Born in Kansas, living the majority of his childhood in Ohio and eventually moving to Indiana, Campbell wasn’t tied to any one state when it came to his college search. His parents, both Newman alumni, encouraged him to look into Newman because of their positive experiences. An added perk was rekindling his relationship with his grandmother while in Wichita.
“In retrospect, I believe God placed me at Newman for a reason,” he said.
Professor of communication Suzanne Berg, in particular, played a significant role in helping him find his passion, expand his studies and turn his talent into a viable career.

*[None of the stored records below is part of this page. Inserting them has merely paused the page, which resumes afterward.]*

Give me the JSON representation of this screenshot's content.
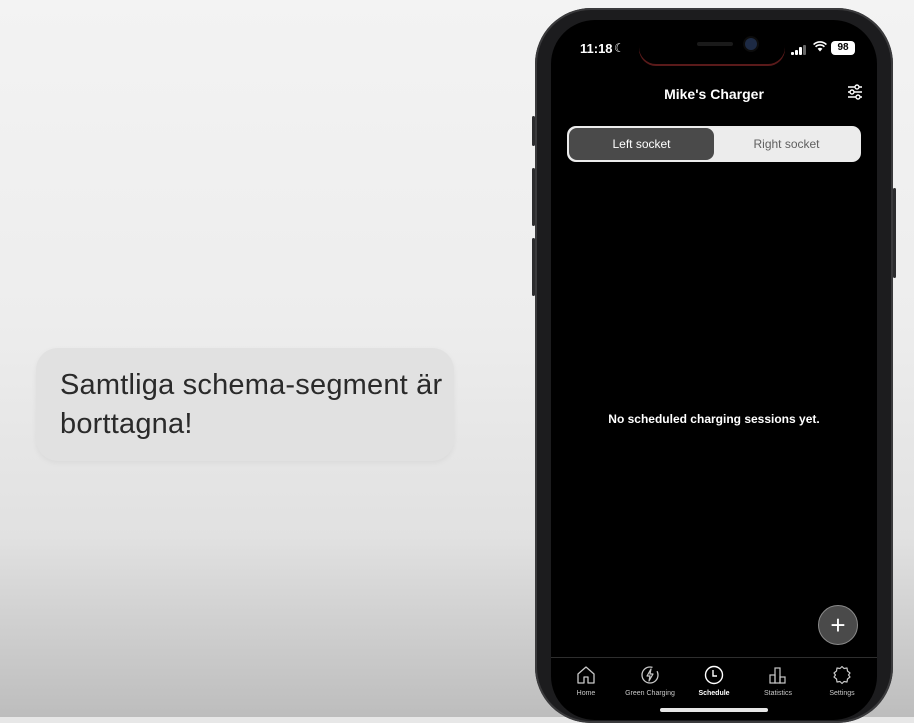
{
  "caption": {
    "text": "Samtliga schema-segment är borttagna!"
  },
  "status_bar": {
    "time": "11:18",
    "battery": "98",
    "icons": [
      "moon-icon",
      "signal-icon",
      "wifi-icon",
      "battery-icon"
    ]
  },
  "header": {
    "title": "Mike's Charger",
    "filter_icon": "filter-sliders-icon"
  },
  "socket_toggle": {
    "left_label": "Left socket",
    "right_label": "Right socket",
    "selected": "Left socket"
  },
  "empty_state": {
    "message": "No scheduled charging sessions yet."
  },
  "fab": {
    "icon": "plus-icon",
    "glyph": "+"
  },
  "tabs": [
    {
      "label": "Home",
      "icon": "home-icon"
    },
    {
      "label": "Green Charging",
      "icon": "green-charging-icon"
    },
    {
      "label": "Schedule",
      "icon": "clock-icon"
    },
    {
      "label": "Statistics",
      "icon": "statistics-icon"
    },
    {
      "label": "Settings",
      "icon": "gear-icon"
    }
  ],
  "active_tab": "Schedule",
  "colors": {
    "screen_bg": "#000000",
    "segment_active": "#4a4a4a",
    "segment_bg": "#ececec",
    "bubble_bg": "#e1e1e1"
  }
}
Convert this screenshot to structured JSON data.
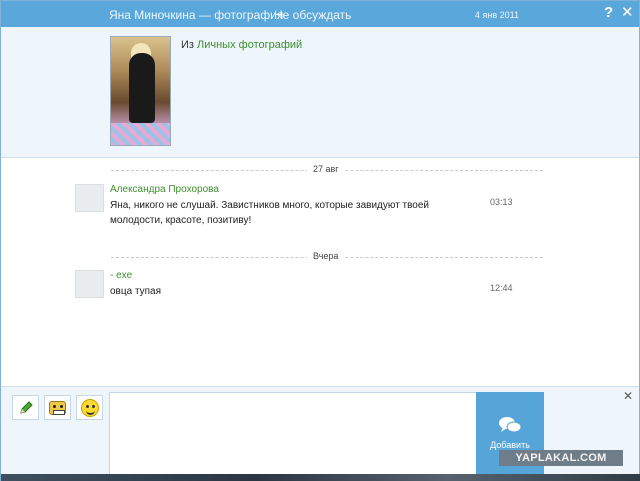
{
  "header": {
    "title": "Яна Миночкина — фотография",
    "no_discuss_link": "Не обсуждать",
    "date": "4 янв 2011",
    "help_label": "?",
    "close_label": "✕"
  },
  "photo": {
    "from_prefix": "Из",
    "album_link": "Личных фотографий"
  },
  "comments": {
    "groups": [
      {
        "date_label": "27 авг",
        "messages": [
          {
            "author": "Александра Прохорова",
            "text": "Яна, никого не слушай. Завистников много, которые завидуют твоей молодости, красоте, позитиву!",
            "time": "03:13"
          }
        ]
      },
      {
        "date_label": "Вчера",
        "messages": [
          {
            "author": "- exe",
            "text": "овца тупая",
            "time": "12:44"
          }
        ]
      }
    ]
  },
  "composer": {
    "value": "",
    "add_button_label": "Добавить",
    "close_label": "✕",
    "tools": [
      "pencil-icon",
      "robot-sticker-icon",
      "smiley-icon"
    ]
  },
  "watermark": "YAPLAKAL.COM",
  "colors": {
    "header_bg": "#5aa7db",
    "link_green": "#3d8f2d",
    "panel_bg": "#eef6fb",
    "button_blue": "#56a5d8"
  }
}
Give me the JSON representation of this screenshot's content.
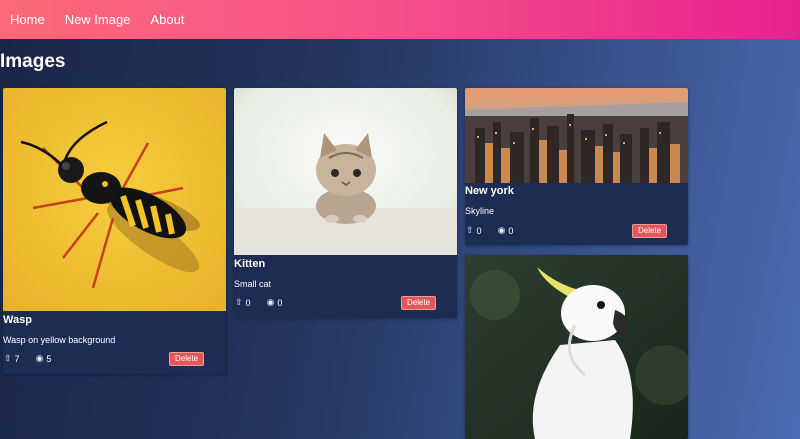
{
  "nav": {
    "home": "Home",
    "new_image": "New Image",
    "about": "About"
  },
  "page": {
    "title": "Images"
  },
  "cards": [
    {
      "title": "Wasp",
      "description": "Wasp on yellow background",
      "upvotes": "7",
      "views": "5",
      "delete_label": "Delete"
    },
    {
      "title": "Kitten",
      "description": "Small cat",
      "upvotes": "0",
      "views": "0",
      "delete_label": "Delete"
    },
    {
      "title": "New york",
      "description": "Skyline",
      "upvotes": "0",
      "views": "0",
      "delete_label": "Delete"
    }
  ],
  "icons": {
    "upvote": "arrow-up-icon",
    "views": "eye-icon"
  },
  "colors": {
    "navbar_start": "#fd6a78",
    "navbar_end": "#e8208e",
    "delete_button": "#e5565a",
    "card_bg": "#1c2c52"
  }
}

“As my junior year transpired, I developed a hobby in sport-related graphic design because it was quickly becoming a field of work in high demand. Learning these skills would make me more valuable in the long run. So, I taught myself the basics of Photoshop, but Dr. Berg knew I could learn even more if I decided to pursue a minor in art.
“I took her advice into account and never looked back. Little did I know that art would eventually become an outlet for me to become even more of an anomaly.”
Campbell discovered his niche by marrying sports and art.
“I always had a purpose in mind and my intent was to maximize all of the resources that were made readily available to students (at Newman). It became a place where I was able to channel my inner peace as the years progressed. I found out who I was and I grew perfectly content with accepting who God made me to be.
“I made my fair share of mistakes during my time there, and I failed at achieving many other personal goals that I thought possessed importance during those years, but instead of allowing those inadequacies to define me, I chose to allow them to refine who I was as time went on. It felt as though all the pieces of the puzzle fell in place by my senior year and instead of trying to please people, my identity was truly found in attempting to please God in everything I did,” he said.
Campbell believes the university taught him to be an original and not to care what others think by inspiring him to create goals for himself that others may not believe in or understand.
He added that Berg made quite an impact on his life and he still carries her legacy with him wherever he goes. “I know she’s proud of who I’ve become,” he said.
Asked about what he foresees in his future, Campbell states, “That’s a question I can’t provide a concrete answer for.”
For now, he intends to live day by day.
“I expect great success, but more importantly, I expect to become a man who makes everyone around him better. People will remember me for who I was and not for what I accomplished in this lifetime. That in itself is far more important than any composition of art I end up producing. Nebraska has already given me more than I could ever imagine. It’s only right for me to give everything I have for Nebraska in return.”